A third of councils have been forced to lay on ‘bulge’ reception classes this week to cope with a huge influx of new pupils – and it’s going to get worse.
Many primary pupils are being taught in temporary classrooms, with some schools renting space in empty offices – even a police station in one case. The problem has been caused by a baby boom, increasing immigration and families being unable to afford private education.
The Local Government Association (LGA) has warned that within two years almost half of England’s school districts will have more primary pupils than places, rising overall to two thirds by 2016, the BBC reports.
The LGA warning comes as the government opens 93 free schools, making a total of 174 and providing 43,000 new school places. With free schools and academies being approved directly by the DfE, councils say that this limits their ability to plan strategically. The LGA also points out that the DfE using four different methods for funding school places since 2007 has led to a piecemeal approach and that in future funding should come from a single pot.
The government and the opposition are blaming each other for the crisis. Michael Gove claimed that the government has “taken swift action to repair the damage” left by Labour and accused Ed Miliband of being “too weak to stand up to the unions and back free schools”. Shadow education secretary Stephen Twigg blamed the Prime Minister: “In choosing to prioritise school capital funding in areas with surplus places through his free schools programme, David Cameron is showing he is out of touch with the needs of ordinary people by failing to meet the basic need for school places.”

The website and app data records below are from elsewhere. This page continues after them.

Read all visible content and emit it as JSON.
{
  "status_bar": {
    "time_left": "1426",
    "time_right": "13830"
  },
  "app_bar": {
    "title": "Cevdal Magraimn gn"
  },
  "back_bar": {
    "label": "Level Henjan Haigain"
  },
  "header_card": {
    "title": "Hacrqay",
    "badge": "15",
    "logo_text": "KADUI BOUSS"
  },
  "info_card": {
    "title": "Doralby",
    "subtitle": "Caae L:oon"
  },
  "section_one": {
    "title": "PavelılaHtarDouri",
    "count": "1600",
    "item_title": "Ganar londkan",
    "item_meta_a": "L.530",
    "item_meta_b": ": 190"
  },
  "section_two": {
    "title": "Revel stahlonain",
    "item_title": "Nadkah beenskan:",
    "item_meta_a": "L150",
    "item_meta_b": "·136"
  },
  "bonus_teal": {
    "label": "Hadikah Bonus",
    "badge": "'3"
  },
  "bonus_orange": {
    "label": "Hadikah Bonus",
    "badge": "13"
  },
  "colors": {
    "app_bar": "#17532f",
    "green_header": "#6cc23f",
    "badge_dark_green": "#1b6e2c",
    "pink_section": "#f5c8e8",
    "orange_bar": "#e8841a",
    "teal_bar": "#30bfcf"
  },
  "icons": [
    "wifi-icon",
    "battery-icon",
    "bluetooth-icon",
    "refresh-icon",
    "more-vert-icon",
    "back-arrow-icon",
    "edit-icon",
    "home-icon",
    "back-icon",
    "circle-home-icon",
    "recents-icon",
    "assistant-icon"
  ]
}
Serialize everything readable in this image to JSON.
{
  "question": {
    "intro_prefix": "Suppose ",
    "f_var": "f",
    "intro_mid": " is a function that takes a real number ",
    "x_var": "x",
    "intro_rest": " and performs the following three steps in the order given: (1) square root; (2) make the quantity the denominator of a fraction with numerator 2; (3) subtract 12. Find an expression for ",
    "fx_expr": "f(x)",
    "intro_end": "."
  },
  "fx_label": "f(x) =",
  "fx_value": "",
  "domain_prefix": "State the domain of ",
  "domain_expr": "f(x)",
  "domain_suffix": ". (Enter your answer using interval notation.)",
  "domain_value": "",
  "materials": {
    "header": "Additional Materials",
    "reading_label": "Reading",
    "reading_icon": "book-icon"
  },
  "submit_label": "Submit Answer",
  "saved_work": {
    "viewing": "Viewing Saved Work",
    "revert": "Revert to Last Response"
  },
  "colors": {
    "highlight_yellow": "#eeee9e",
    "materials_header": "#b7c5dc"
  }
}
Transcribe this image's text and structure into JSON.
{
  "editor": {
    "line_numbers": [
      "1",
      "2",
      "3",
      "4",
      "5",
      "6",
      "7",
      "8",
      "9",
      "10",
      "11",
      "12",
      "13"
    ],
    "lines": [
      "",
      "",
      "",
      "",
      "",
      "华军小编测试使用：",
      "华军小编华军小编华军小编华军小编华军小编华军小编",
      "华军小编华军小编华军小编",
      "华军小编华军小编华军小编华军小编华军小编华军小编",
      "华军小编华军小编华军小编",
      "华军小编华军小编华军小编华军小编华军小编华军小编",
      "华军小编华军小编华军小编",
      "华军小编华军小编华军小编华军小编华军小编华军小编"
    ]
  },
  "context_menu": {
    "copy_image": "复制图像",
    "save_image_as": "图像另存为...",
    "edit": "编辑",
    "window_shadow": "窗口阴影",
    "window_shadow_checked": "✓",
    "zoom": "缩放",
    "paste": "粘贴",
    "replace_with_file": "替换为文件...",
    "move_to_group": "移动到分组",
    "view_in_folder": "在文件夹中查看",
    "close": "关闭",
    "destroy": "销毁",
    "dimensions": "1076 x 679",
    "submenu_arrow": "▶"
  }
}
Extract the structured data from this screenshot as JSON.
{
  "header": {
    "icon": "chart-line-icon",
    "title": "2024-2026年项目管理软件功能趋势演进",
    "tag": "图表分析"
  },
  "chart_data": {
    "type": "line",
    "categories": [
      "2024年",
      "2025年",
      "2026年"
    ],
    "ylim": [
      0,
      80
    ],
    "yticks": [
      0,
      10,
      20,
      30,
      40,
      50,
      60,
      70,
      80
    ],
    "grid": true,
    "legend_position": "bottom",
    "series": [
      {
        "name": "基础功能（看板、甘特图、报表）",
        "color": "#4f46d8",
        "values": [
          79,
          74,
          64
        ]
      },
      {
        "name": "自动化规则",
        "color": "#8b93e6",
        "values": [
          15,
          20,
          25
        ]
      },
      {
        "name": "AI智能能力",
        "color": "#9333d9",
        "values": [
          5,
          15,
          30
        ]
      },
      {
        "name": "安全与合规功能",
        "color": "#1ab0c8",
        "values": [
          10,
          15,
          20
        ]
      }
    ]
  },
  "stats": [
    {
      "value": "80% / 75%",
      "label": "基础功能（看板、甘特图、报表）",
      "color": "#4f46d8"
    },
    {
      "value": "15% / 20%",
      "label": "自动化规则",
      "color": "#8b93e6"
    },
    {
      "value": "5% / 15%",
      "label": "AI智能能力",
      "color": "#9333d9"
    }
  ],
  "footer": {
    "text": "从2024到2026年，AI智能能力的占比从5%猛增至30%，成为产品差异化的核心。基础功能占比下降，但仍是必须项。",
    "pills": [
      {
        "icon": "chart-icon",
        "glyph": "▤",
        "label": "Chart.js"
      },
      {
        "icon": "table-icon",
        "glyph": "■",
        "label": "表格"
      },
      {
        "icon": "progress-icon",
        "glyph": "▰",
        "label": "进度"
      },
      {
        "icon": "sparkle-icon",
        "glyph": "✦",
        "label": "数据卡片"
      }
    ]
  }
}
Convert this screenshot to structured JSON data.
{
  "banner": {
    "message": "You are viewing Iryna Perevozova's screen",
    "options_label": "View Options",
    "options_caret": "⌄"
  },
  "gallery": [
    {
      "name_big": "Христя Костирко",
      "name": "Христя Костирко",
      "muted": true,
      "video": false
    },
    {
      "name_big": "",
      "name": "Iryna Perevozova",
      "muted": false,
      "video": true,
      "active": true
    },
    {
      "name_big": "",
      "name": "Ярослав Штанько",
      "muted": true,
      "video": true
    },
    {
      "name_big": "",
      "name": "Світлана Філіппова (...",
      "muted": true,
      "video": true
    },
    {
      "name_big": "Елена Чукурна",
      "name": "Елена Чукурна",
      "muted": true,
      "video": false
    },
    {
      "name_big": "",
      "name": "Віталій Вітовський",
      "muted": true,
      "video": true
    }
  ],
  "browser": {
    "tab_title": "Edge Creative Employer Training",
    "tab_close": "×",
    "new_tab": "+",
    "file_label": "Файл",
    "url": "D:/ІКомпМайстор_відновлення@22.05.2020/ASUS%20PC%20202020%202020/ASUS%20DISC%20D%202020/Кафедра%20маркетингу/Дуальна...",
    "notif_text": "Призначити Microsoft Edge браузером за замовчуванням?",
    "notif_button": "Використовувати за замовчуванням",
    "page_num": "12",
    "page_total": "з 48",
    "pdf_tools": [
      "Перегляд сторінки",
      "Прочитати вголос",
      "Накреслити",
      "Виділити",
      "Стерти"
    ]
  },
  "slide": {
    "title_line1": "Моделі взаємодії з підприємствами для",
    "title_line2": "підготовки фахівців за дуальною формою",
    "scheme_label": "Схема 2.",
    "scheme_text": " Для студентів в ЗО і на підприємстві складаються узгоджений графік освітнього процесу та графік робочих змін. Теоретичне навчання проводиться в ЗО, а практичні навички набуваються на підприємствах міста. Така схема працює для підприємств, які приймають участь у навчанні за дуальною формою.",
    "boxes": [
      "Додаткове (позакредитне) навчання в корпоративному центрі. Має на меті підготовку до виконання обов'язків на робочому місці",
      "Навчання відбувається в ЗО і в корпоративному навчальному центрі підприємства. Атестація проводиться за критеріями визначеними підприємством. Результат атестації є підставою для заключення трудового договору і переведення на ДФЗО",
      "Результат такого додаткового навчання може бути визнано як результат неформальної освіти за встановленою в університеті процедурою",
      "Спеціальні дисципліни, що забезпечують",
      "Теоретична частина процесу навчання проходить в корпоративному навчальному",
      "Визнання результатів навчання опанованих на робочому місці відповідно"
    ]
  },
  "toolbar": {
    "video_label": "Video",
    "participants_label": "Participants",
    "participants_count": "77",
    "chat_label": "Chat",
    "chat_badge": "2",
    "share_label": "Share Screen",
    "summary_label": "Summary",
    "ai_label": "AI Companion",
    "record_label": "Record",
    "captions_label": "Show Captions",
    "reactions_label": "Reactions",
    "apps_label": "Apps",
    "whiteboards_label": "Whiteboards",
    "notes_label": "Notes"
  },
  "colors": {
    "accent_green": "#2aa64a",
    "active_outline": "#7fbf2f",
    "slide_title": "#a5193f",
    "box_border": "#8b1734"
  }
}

Are you teaching in a ‘bulge’ reception class and if so what effect is it having on you and your pupils? Who’s to blame for the crisis?